------ LISTED RECORDS ------

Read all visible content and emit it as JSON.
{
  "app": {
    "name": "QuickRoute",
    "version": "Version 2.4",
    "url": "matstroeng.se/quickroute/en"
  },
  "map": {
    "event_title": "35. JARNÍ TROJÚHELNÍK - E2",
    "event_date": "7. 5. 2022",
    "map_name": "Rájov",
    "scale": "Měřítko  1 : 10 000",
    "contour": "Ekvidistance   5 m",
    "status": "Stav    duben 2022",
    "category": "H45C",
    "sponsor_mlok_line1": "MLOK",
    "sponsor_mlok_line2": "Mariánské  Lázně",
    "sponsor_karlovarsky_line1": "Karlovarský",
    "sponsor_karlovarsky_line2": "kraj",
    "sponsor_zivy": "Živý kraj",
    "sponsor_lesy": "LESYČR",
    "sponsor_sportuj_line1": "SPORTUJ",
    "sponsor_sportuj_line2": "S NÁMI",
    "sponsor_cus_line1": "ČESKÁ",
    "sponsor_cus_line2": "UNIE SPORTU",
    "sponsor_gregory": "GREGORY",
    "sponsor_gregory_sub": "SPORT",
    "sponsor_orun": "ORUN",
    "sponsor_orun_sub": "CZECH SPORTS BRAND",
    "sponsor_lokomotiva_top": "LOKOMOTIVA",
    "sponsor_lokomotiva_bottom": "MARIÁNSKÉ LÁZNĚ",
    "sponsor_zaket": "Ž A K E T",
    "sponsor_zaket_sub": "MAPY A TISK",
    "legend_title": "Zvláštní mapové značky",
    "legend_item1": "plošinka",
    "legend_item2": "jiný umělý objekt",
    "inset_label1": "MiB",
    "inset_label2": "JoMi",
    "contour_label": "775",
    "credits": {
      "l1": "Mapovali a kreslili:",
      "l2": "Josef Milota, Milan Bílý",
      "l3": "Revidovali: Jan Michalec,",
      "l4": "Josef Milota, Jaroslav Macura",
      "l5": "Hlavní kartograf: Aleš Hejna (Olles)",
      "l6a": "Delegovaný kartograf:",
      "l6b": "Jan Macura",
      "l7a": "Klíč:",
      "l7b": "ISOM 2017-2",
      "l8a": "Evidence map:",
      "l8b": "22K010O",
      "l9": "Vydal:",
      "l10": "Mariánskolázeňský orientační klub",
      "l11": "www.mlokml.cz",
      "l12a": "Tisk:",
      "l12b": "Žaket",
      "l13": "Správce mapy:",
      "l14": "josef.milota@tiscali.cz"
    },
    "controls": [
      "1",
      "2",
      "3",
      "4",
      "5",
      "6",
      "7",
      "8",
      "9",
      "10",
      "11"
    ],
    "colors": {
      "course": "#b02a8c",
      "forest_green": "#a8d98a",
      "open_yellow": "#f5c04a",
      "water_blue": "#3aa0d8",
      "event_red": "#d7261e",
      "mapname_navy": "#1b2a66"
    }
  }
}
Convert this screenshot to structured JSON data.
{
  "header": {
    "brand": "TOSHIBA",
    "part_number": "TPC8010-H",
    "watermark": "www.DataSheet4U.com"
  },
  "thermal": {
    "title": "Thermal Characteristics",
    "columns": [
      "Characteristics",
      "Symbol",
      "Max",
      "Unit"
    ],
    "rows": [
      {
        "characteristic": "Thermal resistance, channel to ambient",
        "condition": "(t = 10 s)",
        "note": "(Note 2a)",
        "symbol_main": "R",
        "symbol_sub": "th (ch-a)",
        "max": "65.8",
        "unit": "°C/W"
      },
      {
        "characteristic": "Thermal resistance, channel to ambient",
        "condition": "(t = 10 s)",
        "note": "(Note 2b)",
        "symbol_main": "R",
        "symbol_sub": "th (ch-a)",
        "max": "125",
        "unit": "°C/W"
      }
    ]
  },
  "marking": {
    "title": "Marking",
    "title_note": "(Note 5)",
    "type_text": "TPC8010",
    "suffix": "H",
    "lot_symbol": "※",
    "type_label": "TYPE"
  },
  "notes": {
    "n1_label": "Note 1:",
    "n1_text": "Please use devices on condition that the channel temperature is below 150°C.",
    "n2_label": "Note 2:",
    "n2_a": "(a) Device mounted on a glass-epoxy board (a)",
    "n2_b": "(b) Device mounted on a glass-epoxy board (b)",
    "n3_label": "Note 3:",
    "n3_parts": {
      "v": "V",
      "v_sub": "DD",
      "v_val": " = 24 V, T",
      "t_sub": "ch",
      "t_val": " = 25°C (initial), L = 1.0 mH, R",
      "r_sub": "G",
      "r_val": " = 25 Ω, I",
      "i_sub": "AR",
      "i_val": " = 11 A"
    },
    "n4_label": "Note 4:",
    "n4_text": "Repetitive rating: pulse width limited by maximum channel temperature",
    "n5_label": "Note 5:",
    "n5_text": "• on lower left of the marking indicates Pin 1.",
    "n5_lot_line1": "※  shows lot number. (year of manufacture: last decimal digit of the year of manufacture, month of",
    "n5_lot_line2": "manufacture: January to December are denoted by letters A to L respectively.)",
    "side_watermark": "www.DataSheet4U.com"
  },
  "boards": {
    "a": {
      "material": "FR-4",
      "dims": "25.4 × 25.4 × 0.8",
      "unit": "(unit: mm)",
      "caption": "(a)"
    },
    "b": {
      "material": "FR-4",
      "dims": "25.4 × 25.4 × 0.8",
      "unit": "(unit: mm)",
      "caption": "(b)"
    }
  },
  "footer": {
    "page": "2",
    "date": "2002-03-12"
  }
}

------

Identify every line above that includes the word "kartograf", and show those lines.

• [WRITTEN SOLUTION]
      "l5": "Hlavní kartograf: Aleš Hejna (Olles)",
      "l6a": "Delegovaný kartograf:",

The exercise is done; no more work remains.